** Opening Supplied records block **

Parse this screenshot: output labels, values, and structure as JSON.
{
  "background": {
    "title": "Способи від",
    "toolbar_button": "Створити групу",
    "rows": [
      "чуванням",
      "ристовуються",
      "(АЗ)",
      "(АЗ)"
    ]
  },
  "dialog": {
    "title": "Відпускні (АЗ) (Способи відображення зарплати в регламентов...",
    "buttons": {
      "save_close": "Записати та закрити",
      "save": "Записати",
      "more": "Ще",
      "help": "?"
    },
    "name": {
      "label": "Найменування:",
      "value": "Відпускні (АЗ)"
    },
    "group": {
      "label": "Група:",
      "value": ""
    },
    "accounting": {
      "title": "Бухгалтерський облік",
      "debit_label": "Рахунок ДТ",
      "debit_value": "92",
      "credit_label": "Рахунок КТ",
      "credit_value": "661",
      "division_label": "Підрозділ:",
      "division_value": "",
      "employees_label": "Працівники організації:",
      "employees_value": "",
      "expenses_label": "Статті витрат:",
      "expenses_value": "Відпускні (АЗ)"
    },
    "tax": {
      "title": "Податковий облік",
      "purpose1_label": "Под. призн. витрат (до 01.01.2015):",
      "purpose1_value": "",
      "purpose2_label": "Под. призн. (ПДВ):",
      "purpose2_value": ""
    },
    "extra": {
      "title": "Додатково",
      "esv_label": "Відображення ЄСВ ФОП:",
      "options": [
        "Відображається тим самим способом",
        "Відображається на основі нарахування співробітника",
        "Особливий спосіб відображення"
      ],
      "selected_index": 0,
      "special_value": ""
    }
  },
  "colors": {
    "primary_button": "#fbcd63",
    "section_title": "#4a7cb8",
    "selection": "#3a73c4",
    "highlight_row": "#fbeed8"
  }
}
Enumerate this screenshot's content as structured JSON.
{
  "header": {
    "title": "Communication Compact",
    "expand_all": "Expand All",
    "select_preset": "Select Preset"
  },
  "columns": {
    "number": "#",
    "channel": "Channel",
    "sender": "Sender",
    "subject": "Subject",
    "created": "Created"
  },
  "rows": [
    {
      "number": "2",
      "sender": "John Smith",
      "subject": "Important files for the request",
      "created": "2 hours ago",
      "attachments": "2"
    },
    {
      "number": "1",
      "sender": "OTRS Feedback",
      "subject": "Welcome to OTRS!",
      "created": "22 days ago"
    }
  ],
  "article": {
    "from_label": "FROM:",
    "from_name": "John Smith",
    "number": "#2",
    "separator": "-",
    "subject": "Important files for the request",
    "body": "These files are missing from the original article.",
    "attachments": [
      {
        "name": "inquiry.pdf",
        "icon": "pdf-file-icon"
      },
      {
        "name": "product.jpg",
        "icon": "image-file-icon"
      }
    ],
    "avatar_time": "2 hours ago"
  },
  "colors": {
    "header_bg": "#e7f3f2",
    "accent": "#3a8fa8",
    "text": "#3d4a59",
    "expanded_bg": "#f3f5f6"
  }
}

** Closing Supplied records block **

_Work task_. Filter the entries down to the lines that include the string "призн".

_Output of the exercise_.
      "purpose1_label": "Под. призн. витрат (до 01.01.2015):",
      "purpose2_label": "Под. призн. (ПДВ):",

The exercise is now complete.